Almost two years ago my parents decided to add a deck onto the back of their kitchen, and somehow in the planning process, my dad miraculously talked my mom in to allowing him to build a brick pizza oven along with it. I don’t know how he managed to convince her, but I’m pretty sure a bottle of Merlot was involved. Regardless, I was delighted. By association, I became the proud owner of a beautiful cooking device that I use almost of every time I’m home. In addition to crafting homemade pizzas (of which we’ve made dozens), we use it to cook calzones, empanadas, and, just recently, mussels. Now, I realize that a brick oven isn’t something you can just go out and buy, like a waffle iron or a ice cream maker, so I’ve also included cooking instructions for these Fireside Mussels using a regular outdoor grill (which is how I cook them whenever I’m not visiting my parents). No matter what vessel you use to bake these succulent bivalves, they’re going to taste amazing! Just promise me you’ll serve them with plenty of crusty bread to soak up the extra cooking liquid – believe me, you’ll thank me for it!
- 1 lb. fresh mussels; rinsed, scrubbed, and debearded (*see How To instructions at the end of this post)
- 1 Tbsp unsalted butter
- 3 green onions, thinly sliced (white and light green parts only)

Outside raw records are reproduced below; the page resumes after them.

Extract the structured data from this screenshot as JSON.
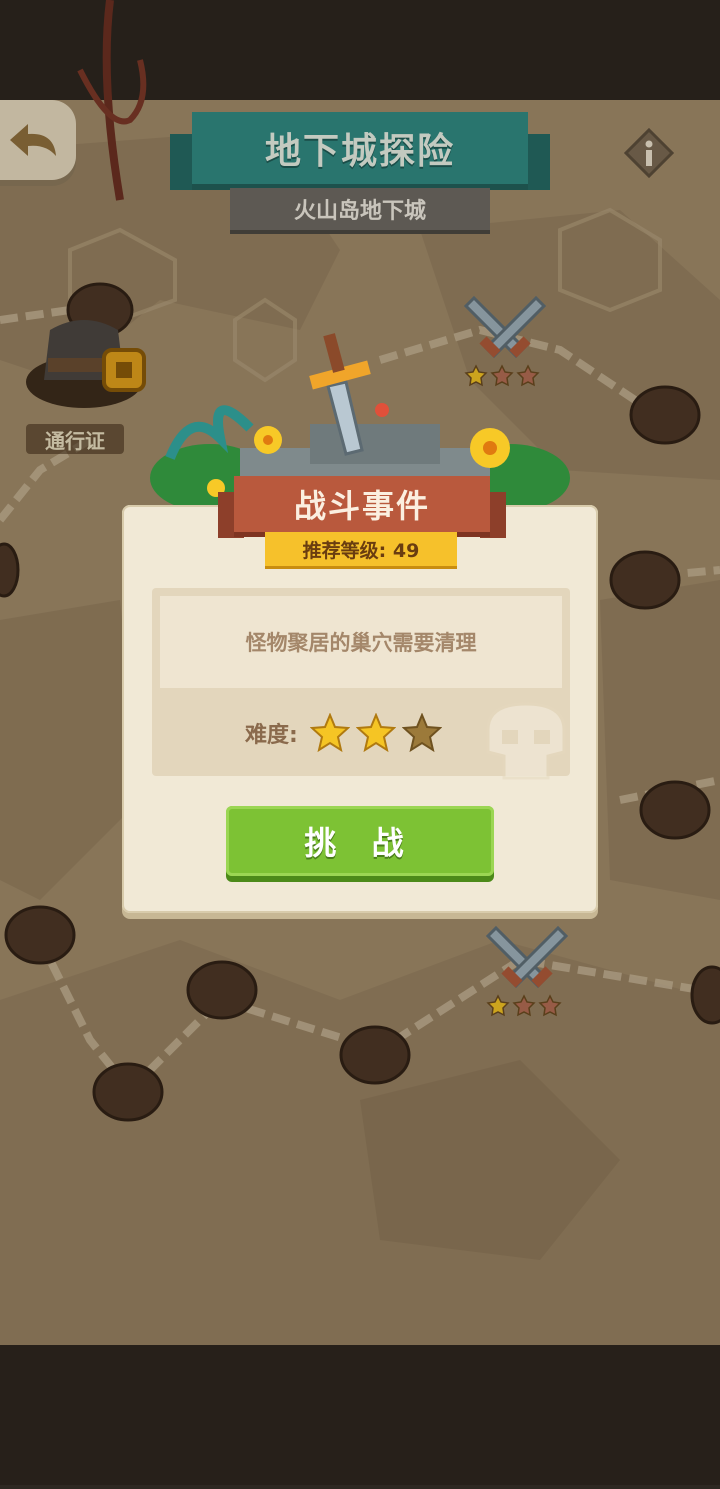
{
  "header": {
    "title": "地下城探险",
    "subtitle": "火山岛地下城"
  },
  "map": {
    "pass_label": "通行证",
    "battle_nodes": [
      {
        "stars_earned": 1,
        "stars_total": 3
      },
      {
        "stars_earned": 1,
        "stars_total": 3
      }
    ]
  },
  "event_panel": {
    "title": "战斗事件",
    "recommended_level": "推荐等级: 49",
    "description": "怪物聚居的巢穴需要清理",
    "difficulty_label": "难度:",
    "difficulty_stars_filled": 2,
    "difficulty_stars_total": 3,
    "challenge_label": "挑 战"
  },
  "icons": {
    "back": "back-arrow-icon",
    "info": "info-icon",
    "battle": "crossed-swords-icon",
    "cave": "cave-node-icon"
  },
  "colors": {
    "title_banner": "#2e8c86",
    "panel_header": "#b9593d",
    "level_pill": "#f6c12b",
    "challenge_button": "#7dc234",
    "star_filled": "#f5c524",
    "star_empty": "#9c7a3a"
  }
}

- 1 red chili pepper, diced (ribs and seeds removed)
- 1 clove garlic, minced
- 16 oz. bottled clam juice
- 1 cup dry white wine, like Pinot Grigio or Sauvignon Blanc
- Kosher salt and fresh cracked black pepper to taste
COOKING INSTRUCTIONS FOR A CHARCOAL OR GAS GRILL:
Prepare your grill for high heat. Place a cast iron skillet (or another heavy, heatproof pan) on the grill directly over heat source. Let the skillet get hot, about 5 minutes. Add butter to skillet and using an oven mitt, carefully swirl butter around to coat bottom and sides of skillet. Add onions, pepper, and garlic and sauté until fragrant, about 2 minutes. Season with salt and pepper. Add clam juice and wine to skillet and heat until liquid just starts to bubble. Add mussels and cook until all the shells open, about 5-8 minutes. Discard any mussels that do not open. Remove pan from grill and place on a heatproof surface. Spoon mussels and cooking liquid into small bowls, and serve with crusty bread for dipping.
COOKING INSTRUCTIONS FOR A BRICK OVEN:
Make a fire at the back of your oven and allow it to burn until the internal temperature reaches 450°F. Place a cast iron skillet (or another heavy, heatproof pan) into the center of the oven. Let the skillet get hot, about 5 minutes. Add butter to skillet and using an oven mitt, carefully swirl butter around to coat bottom and sides of skillet. Add onions, pepper, and garlic and sauté until fragrant, about 2 minutes. Season with salt and pepper. Add clam juice and wine to skillet and heat until liquid just starts to bubble. Add mussels and cook until all the shells open, about 5-8 minutes. Discard any that do not open. Remove pan from oven and place on a heatproof surface. Spoon mussels and cooking liquid into small bowls, and serve with crusty bread for dipping.
*HOW TO CLEAN AND DEBEARD A MUSSEL:
When you get your mussels home from the fish market or grocery store, spread them out on a large baking sheet, and check that each mussel is tightly closed, discarding any mussels with cracked or damaged shells. If you find a mussel that is slightly open, gently tap in on the counter. If the mussel is fresh, it should close within a minute or two, discard any mussels that don’t close.
Place your mussels in a colander set in the sink. Under running cold water, gently scrub the outsides of the shells to get rid of any remaining dirt and bits of stringy things (I’m pretty sure that’s not the technical name for that). If you’re not ready to cook the mussels yet, place them in a bowl and cover with a damp paper towel. You can store your mussels in the refrigerator like this for up to 24 hours.
You’ll notice that most of the mussels have a little clump of brown fibers poking out of the shell, this is called the “beard” (also not the technical name, however, I looked it up for you and it’s called the byssus thread, in case you’re a stickler for details).
Discard beard and repeat with remaining mussels. (The beard isn’t harmful, just a little unpleasant to eat, so don’t sweat it if you miss a few.)
Sidekick: Serve mussels with a chilled glass of Pinot Grigio or Sauvignon Blanc, preferably the same wine you used to cook them in.